There was a Jewish girl named Danielle—also a junkie who wound up in rehab in Florida.
He was back in Jersey when his settlement finally came through, and there he ran into Diane Rio. Mr. Nelson had dated her sister back in the day, before she OD’d on pills. Five months and $70,000 after he got his court settlement, his father took control. “He said, ‘I’m holdin’ the money. You wanna fight me, go ahead, you’re not getting it unless I die or you quit using drugs, whichever comes first.’ That was the best thing he ever did.”
Mr. Nelson chose life and New York City. Ms. Rio went clean, too. For a while, the couple were living under scaffolding on 26th Street. In August ’08, they got placed in a one-bedroom at a shelter in Jamaica, Queens; pretty soon, he said, they’re going to get their own Section 8 apartment. These days, Mr. Nelson wakes up around 7—usually because of a phone call from his father. Then he swings by the clinic. At around 1 he rides the train to Asser Levy. Lately, he’s been training people on the side for a few bucks. Sometimes, in Madison Square Park or elsewhere, a nice-looking woman will come up and ask to have a photo with him. He often carries a small gym bag. He read a blog post on findheman.com that featured a picture of him carrying such a bag and speculated that he had ripped apart a school bus in order to rescue the bag, which he then delivered to a distraught schoolgirl.

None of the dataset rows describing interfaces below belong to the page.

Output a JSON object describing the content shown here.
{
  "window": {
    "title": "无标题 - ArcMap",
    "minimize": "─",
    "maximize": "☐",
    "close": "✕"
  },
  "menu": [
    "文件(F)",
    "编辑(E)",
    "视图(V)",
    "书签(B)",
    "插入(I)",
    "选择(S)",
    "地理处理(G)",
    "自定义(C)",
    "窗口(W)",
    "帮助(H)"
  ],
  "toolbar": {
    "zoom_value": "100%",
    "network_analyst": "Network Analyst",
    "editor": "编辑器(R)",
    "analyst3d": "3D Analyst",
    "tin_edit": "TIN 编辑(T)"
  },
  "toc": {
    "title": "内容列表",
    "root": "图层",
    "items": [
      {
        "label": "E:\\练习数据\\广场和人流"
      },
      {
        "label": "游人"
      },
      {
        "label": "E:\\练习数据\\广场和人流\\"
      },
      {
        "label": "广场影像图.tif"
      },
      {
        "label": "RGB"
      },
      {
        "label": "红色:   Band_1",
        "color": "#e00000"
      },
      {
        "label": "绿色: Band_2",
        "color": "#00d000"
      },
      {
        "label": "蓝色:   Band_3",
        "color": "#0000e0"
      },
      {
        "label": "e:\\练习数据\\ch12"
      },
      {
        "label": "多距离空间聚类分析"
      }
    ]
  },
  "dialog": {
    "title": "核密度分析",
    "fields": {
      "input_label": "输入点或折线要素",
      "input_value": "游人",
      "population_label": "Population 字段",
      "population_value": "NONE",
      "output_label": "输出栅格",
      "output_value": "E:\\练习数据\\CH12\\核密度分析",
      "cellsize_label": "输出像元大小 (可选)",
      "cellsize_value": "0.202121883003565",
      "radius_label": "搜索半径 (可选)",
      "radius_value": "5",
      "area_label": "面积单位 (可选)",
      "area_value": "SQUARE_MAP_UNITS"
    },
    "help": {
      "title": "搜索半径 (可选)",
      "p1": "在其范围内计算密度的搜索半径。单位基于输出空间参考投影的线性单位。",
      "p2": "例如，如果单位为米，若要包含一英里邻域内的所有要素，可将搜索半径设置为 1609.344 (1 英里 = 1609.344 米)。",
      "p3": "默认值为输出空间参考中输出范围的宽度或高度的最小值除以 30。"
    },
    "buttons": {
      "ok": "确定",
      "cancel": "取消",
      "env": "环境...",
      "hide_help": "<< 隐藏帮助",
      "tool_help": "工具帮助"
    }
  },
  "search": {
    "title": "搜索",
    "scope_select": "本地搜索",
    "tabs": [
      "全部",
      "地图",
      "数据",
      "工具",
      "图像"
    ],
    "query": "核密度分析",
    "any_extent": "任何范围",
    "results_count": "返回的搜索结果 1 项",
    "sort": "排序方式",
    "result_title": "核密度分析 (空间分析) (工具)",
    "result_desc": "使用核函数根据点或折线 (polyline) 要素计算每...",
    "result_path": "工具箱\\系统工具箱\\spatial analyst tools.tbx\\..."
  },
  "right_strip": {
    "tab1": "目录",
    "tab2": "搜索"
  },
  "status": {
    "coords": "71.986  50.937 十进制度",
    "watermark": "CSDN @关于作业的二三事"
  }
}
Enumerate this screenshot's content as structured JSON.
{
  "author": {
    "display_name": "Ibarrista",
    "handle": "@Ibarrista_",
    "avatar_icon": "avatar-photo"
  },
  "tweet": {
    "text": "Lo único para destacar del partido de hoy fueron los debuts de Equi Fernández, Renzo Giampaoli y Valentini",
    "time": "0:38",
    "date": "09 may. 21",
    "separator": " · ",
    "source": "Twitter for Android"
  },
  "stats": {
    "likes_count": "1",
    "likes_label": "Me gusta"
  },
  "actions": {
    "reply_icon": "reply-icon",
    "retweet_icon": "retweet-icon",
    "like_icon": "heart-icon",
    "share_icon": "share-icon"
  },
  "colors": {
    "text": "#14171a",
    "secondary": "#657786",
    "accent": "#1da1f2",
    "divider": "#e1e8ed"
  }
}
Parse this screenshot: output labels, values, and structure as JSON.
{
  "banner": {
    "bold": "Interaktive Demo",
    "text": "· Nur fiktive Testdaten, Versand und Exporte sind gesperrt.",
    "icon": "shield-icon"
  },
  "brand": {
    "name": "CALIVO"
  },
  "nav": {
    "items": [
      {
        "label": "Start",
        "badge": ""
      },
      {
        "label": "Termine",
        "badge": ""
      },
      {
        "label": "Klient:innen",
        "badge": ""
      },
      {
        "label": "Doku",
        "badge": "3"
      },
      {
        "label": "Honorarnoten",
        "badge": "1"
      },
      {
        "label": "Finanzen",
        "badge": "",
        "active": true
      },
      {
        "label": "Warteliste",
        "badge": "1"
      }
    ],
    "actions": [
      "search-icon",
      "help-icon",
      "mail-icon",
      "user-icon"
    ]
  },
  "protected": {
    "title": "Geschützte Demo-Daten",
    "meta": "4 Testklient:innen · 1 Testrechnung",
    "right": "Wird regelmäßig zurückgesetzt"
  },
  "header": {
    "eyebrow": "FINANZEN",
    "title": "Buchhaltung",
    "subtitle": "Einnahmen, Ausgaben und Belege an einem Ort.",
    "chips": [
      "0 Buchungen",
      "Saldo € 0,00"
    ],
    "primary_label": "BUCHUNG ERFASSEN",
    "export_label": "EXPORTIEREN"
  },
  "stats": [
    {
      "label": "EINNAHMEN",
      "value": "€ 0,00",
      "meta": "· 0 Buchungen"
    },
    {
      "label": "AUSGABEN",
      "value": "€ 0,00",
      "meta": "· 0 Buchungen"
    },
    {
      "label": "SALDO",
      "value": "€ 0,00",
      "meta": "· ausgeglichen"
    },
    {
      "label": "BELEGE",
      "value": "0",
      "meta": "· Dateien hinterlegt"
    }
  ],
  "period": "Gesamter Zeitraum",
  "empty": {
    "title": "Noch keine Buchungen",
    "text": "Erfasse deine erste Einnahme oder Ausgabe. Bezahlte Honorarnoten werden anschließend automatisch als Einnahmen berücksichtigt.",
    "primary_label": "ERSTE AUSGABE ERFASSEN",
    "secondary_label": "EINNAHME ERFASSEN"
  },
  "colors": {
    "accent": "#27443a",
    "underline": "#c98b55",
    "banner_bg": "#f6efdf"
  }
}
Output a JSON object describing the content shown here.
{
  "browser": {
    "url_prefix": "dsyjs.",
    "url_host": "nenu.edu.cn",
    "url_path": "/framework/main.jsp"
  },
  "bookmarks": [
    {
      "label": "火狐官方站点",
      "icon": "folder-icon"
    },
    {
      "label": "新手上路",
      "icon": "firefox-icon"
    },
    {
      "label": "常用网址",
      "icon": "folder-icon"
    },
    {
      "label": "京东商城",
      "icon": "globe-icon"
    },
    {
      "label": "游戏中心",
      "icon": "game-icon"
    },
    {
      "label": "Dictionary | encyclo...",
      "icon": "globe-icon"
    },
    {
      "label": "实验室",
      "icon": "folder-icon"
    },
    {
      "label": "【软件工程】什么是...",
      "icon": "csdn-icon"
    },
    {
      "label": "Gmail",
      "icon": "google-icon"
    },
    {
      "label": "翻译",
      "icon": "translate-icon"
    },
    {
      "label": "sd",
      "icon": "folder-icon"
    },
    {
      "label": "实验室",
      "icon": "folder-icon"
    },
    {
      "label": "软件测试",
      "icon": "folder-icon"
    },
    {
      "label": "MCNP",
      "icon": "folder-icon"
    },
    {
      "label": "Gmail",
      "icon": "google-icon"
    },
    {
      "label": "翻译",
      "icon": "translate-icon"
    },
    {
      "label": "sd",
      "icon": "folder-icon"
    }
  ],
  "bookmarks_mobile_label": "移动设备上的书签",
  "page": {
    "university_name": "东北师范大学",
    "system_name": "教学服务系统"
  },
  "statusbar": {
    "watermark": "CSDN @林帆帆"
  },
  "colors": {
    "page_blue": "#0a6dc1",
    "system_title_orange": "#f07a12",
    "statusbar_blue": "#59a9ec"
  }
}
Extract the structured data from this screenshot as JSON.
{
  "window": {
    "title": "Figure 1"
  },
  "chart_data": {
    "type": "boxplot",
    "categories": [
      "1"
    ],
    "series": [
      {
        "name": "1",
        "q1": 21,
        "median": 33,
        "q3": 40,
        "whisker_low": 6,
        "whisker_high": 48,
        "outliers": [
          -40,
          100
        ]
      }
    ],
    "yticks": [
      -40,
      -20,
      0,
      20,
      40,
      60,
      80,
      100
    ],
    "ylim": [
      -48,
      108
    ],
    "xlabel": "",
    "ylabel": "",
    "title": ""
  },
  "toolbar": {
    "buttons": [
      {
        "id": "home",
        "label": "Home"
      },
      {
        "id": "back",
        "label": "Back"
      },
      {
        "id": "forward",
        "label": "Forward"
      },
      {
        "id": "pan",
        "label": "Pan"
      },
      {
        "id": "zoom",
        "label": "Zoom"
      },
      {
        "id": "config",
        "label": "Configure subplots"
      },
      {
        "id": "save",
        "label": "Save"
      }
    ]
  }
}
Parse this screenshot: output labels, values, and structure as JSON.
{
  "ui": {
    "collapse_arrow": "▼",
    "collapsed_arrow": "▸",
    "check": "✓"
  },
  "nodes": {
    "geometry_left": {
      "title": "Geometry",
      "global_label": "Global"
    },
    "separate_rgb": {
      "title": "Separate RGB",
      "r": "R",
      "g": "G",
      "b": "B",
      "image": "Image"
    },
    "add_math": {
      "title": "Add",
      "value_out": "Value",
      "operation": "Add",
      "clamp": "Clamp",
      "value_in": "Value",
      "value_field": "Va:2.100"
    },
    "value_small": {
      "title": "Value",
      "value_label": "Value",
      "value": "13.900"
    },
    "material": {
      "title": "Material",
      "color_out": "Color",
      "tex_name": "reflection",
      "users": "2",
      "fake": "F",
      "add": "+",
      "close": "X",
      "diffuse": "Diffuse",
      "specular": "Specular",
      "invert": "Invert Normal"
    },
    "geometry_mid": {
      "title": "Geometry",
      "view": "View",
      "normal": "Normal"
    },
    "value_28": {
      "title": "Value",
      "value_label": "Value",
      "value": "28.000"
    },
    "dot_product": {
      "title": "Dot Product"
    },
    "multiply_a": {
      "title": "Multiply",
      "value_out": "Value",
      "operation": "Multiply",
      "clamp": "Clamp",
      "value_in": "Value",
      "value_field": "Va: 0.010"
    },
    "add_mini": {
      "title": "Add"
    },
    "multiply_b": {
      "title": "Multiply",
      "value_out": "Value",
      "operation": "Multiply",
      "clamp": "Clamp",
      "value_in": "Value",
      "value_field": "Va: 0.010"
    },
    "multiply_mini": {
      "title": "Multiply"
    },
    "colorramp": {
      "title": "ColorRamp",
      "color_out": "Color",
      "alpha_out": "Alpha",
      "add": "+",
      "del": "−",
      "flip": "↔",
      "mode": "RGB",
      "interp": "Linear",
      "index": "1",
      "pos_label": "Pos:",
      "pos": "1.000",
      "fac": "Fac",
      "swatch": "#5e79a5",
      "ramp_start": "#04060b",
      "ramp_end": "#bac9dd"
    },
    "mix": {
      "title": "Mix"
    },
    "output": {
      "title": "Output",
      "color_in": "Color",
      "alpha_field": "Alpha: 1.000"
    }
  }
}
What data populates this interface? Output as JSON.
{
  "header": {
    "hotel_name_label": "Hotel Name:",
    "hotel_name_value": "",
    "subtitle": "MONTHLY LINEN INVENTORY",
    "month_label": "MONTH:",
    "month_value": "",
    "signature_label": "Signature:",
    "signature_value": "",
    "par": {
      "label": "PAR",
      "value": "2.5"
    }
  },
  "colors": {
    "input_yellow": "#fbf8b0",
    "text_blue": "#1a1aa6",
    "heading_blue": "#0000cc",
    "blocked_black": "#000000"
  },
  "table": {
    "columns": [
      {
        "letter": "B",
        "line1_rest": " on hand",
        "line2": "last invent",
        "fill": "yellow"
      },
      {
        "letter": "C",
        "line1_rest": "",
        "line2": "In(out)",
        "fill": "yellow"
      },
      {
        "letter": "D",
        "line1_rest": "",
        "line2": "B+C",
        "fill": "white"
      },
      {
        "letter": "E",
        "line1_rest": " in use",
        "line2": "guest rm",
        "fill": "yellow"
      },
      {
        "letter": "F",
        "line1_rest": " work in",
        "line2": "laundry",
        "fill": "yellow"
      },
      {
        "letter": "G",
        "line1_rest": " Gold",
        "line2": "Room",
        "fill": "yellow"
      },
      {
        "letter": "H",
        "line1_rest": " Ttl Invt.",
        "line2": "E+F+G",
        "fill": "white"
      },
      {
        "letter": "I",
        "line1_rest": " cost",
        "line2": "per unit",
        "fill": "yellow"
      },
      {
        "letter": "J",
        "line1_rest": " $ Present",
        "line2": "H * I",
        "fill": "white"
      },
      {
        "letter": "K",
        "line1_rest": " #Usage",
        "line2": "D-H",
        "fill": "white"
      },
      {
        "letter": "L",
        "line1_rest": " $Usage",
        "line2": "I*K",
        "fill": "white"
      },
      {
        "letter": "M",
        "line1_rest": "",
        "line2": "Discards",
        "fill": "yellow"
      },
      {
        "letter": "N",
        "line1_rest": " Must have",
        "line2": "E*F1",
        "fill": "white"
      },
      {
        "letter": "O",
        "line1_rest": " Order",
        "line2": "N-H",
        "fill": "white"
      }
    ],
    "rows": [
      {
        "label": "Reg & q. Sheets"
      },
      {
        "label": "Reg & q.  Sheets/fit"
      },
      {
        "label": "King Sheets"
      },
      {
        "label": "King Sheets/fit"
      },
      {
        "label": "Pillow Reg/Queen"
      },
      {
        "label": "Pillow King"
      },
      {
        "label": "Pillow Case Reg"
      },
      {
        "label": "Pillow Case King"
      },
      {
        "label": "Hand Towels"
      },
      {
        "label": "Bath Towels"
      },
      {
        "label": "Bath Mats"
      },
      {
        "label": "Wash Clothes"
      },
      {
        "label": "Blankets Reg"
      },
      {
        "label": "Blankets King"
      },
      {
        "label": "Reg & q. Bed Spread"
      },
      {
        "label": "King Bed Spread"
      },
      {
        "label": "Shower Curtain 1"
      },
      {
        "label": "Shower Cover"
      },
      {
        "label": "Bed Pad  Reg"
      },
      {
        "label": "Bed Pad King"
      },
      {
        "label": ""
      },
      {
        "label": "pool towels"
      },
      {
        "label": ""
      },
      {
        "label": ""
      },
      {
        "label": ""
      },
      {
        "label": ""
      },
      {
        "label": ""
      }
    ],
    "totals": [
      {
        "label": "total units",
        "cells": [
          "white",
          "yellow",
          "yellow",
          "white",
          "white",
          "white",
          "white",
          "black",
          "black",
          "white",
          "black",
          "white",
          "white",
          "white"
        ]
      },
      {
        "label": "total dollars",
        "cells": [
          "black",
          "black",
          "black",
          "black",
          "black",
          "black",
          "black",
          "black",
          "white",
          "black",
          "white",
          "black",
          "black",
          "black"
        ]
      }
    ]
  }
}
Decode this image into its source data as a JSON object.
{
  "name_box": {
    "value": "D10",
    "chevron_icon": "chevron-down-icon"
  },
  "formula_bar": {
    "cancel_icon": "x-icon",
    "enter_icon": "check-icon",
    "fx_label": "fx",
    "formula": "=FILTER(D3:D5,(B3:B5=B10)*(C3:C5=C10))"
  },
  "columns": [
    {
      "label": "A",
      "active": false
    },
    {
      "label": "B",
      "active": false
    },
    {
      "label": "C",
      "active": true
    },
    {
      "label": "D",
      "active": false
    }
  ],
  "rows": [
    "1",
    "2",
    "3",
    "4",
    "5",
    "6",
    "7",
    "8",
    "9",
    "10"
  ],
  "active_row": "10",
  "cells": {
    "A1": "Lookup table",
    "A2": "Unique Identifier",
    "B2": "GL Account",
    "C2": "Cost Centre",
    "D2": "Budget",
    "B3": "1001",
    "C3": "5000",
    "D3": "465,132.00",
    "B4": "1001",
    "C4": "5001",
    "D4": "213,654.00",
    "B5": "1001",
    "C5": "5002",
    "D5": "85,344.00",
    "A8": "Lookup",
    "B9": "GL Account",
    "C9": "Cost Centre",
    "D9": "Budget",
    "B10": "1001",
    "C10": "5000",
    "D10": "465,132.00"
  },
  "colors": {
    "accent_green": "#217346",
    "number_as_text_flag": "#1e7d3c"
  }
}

“I don’t why, they make me into some kind of a hero,” he said. “It’s just a goof, I guess.”